Updated: 06/03/2014 5:21 PM |
Created: 06/03/2014 5:20 PM
By: Erica Zucco, KOB Eyewitness News 4
Monday night's protests inside a secure portion of Mayor Richard Berry's office led to twelve arrests for criminal trespass and one for battery on an officer. That suspect, David Correia, plans to plead not guilty. Protestors wanted face-time with the mayor.
"We tried to see the mayor and we had letters, each one of us had a letter because we've tried various avenues to have the mayor listen to us and they've just been ignoring us," said Ilse Biel, a protestor arrested for criminal trespass.
Berry's office says he's been at a conference in New York since Monday. They said that because he is presenting at the conference, he is not available for interviews. In response to questions about how constituents can get a meeting with the mayor, a spokesperson sent us the following:
"The Mayor is still in New York, and isn't available for a phone interview, as he is presenting today at the conference. The Mayor has met with innumerable community leaders and stakeholders about APD over the last several months. I think it's important to note that there are multiple opportunities for community members and protestors to voice their opinions and have a solution-based conversation, such as:

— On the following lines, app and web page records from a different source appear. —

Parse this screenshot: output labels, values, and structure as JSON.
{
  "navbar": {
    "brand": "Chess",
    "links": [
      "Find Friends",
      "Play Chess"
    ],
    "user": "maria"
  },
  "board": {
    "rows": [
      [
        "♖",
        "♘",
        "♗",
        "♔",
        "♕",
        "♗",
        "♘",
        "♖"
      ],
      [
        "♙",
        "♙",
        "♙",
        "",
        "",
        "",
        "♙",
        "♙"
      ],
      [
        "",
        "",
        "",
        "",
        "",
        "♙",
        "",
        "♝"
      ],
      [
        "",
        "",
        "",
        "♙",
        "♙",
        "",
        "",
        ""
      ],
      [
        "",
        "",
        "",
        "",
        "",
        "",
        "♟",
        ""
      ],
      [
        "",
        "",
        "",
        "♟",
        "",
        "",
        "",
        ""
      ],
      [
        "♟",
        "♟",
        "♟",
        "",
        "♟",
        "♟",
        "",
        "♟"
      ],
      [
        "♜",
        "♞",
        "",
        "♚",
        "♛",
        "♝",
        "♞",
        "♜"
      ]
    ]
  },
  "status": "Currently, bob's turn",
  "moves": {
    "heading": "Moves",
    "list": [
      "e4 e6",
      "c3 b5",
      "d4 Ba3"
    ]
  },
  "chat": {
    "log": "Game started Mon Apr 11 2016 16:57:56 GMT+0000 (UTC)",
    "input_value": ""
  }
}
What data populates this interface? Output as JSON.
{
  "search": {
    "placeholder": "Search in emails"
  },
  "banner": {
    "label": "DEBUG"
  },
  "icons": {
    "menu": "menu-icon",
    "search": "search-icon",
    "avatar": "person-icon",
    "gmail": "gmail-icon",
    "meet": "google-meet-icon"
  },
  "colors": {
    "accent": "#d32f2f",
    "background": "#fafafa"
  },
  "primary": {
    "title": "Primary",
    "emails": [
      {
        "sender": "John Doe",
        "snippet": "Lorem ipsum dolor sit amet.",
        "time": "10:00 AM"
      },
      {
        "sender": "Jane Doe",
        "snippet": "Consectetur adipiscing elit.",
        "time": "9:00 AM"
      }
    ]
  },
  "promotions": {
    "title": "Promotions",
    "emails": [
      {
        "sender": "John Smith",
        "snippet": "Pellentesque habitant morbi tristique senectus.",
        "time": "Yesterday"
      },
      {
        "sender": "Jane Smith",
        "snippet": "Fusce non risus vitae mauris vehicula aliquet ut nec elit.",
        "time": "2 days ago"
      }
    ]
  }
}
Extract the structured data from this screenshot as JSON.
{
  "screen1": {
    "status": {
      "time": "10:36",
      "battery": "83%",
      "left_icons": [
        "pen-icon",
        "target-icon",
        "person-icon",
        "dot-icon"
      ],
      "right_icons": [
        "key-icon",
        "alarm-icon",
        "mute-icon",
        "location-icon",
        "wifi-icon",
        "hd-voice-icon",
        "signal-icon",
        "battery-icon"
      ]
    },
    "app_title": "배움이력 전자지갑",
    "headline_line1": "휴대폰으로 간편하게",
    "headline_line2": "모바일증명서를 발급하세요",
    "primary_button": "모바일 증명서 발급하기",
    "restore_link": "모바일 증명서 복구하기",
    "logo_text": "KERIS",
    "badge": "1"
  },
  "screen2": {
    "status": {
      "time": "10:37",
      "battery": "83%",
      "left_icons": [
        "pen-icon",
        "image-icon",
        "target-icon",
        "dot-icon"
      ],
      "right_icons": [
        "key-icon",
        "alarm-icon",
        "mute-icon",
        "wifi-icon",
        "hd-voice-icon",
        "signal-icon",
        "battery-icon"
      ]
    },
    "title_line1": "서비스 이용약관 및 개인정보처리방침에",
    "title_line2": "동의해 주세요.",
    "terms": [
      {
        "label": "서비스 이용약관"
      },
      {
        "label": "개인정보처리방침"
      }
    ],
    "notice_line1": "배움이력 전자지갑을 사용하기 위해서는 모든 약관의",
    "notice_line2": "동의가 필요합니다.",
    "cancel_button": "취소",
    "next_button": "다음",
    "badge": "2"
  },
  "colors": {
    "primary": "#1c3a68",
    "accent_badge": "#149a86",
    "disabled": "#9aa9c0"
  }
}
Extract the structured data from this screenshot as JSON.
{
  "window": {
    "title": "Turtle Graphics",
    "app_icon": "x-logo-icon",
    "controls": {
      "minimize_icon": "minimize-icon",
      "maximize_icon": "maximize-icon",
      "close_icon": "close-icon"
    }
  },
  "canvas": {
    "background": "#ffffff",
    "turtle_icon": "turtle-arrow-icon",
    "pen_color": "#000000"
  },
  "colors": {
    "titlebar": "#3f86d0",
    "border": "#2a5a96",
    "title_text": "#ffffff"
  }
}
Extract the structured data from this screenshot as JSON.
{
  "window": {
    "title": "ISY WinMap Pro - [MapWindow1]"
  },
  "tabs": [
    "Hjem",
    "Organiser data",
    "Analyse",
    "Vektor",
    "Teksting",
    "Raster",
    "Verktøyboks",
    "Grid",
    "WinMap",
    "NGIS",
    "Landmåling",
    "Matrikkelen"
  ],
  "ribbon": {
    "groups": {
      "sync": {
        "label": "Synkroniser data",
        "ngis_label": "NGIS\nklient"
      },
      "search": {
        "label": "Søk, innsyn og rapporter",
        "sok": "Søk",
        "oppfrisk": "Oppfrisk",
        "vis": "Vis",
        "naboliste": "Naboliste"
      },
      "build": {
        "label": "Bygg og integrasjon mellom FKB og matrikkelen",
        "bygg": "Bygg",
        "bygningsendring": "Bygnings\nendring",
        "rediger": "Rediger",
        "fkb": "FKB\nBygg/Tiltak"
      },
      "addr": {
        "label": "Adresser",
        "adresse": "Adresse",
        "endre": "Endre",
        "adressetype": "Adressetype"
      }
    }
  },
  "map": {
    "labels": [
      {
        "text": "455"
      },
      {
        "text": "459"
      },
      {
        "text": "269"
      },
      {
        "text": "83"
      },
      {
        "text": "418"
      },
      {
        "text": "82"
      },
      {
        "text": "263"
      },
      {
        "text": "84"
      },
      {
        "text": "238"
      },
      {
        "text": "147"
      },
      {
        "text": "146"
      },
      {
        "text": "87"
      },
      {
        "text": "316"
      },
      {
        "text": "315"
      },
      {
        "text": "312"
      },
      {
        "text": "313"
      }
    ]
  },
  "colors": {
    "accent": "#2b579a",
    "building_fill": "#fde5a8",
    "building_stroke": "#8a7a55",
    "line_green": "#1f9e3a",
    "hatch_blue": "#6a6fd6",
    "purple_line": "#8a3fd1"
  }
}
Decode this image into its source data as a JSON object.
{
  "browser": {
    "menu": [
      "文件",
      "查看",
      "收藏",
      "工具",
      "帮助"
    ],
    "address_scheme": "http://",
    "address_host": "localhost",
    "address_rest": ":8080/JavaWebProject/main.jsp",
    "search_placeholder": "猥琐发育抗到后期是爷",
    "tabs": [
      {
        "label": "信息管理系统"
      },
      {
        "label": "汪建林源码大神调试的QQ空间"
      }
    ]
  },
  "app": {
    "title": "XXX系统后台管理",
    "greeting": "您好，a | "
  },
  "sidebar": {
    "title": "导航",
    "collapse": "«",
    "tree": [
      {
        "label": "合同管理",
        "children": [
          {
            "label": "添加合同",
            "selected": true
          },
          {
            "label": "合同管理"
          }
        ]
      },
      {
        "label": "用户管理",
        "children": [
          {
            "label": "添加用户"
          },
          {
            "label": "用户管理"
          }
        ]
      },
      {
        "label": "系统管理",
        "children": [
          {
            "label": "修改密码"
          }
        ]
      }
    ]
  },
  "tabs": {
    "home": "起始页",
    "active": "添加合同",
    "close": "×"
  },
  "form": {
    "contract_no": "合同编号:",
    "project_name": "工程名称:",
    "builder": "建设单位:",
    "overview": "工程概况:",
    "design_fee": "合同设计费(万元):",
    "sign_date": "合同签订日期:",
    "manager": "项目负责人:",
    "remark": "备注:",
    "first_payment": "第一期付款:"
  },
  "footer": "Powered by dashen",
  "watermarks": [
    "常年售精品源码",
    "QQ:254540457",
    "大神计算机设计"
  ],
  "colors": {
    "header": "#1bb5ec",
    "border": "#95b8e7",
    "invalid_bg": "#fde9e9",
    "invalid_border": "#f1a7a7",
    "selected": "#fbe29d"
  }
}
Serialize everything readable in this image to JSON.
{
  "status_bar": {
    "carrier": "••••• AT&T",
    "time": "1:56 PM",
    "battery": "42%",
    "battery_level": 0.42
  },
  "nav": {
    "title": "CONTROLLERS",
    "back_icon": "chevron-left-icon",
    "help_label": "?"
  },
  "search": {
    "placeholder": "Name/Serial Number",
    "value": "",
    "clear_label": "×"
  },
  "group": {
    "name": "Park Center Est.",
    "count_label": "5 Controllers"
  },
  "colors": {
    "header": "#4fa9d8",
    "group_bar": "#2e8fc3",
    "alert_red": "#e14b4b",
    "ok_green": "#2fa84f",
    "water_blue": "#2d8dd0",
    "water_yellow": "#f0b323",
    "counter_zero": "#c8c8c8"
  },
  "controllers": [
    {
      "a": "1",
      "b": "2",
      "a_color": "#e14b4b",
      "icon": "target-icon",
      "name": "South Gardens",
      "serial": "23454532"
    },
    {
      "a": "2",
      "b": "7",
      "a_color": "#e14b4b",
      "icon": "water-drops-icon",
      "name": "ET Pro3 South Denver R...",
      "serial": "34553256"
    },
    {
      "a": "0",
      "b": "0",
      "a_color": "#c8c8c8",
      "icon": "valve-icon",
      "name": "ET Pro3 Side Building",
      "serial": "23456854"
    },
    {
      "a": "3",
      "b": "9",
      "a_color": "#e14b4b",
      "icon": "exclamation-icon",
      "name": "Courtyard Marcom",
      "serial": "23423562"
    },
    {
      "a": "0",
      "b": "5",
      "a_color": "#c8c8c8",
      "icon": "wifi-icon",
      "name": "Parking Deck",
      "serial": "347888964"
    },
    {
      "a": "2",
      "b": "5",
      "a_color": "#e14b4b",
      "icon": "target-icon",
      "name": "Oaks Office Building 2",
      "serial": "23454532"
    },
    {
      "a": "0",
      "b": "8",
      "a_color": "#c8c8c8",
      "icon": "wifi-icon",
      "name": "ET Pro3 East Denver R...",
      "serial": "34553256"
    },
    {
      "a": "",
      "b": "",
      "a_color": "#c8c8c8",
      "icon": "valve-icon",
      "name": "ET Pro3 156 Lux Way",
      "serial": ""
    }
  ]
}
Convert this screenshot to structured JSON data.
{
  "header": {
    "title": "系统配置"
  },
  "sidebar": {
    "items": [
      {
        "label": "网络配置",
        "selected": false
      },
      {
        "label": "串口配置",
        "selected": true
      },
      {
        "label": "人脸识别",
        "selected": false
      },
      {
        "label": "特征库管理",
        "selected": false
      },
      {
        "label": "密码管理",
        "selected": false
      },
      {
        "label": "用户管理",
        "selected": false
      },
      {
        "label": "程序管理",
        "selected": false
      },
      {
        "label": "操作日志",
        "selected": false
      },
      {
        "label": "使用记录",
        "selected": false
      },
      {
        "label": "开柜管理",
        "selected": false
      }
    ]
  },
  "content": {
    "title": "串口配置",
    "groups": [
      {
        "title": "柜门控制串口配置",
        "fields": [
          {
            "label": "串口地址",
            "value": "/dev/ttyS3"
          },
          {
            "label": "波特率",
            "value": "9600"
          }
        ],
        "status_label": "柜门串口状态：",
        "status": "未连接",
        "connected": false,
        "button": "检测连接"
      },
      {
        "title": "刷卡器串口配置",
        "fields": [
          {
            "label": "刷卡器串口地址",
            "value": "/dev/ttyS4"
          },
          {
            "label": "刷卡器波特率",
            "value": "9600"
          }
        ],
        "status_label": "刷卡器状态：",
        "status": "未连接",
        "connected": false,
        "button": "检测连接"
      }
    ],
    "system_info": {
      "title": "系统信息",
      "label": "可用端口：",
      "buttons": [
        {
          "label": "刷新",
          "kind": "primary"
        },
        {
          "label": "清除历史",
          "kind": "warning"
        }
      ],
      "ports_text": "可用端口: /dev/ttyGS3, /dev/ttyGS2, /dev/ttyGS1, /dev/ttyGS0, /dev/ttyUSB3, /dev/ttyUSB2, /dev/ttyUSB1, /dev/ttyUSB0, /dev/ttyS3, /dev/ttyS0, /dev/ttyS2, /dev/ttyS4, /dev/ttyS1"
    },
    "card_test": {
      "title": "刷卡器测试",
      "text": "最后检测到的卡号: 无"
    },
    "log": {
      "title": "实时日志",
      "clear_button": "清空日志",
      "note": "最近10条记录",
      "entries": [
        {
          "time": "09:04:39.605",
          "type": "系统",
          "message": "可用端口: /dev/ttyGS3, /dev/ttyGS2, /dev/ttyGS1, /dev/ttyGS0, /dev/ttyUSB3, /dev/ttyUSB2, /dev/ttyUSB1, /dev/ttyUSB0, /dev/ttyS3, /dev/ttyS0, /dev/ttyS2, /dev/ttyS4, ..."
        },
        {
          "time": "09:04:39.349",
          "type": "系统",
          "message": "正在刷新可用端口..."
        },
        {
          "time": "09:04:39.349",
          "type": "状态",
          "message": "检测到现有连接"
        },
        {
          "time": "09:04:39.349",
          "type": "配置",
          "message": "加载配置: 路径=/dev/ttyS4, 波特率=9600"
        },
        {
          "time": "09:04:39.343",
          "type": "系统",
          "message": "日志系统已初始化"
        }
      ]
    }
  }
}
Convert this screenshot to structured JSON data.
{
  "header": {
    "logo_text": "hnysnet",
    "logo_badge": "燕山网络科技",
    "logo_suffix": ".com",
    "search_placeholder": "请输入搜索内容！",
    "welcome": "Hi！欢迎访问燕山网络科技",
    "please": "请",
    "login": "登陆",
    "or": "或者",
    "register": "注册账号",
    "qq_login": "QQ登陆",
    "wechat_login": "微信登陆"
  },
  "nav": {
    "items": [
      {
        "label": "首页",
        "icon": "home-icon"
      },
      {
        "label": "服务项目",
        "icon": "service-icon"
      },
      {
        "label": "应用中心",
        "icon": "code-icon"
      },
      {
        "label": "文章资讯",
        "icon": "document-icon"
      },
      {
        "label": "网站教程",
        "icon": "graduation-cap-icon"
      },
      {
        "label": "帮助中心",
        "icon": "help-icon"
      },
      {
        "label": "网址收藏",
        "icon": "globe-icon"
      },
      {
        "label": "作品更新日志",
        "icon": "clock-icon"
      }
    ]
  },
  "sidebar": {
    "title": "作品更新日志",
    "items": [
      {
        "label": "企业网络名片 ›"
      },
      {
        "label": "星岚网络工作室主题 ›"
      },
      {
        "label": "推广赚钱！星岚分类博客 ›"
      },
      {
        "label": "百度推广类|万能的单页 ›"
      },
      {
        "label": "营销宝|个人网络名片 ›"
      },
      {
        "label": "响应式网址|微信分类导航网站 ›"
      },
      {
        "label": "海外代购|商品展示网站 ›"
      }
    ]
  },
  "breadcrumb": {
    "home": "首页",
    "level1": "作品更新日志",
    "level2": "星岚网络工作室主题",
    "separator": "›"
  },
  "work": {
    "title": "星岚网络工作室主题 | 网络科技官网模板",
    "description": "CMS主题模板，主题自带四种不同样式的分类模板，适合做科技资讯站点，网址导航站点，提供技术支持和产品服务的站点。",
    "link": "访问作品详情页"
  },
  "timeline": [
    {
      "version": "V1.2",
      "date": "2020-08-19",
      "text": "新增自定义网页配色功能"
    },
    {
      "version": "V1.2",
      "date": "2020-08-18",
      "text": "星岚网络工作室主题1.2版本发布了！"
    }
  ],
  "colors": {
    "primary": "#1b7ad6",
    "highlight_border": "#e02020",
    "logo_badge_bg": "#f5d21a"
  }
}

-Community Policing Council- applications are currently being accepted (I believe you all attended the news conference last Friday)
-The DOJ facilitated Community Meetings
-Public Comment during City Council meetings
-Of course the on-going community meetings with the Mayor"
Because of safety concerns and precautions related to the Open Meetings Act, the city council meeting scheduled for Monday was pushed to June 9. Councilors were supposed to talk about Police Oversight Commission reforms, one of the very things protestors have been asking for, but it will have to wait another week.
At the rescheduled city council meeting, no general public comment will be taken. That is a temporary rule generally put in place for special meetings; city council is still weighing permanent rules for comment at meetings.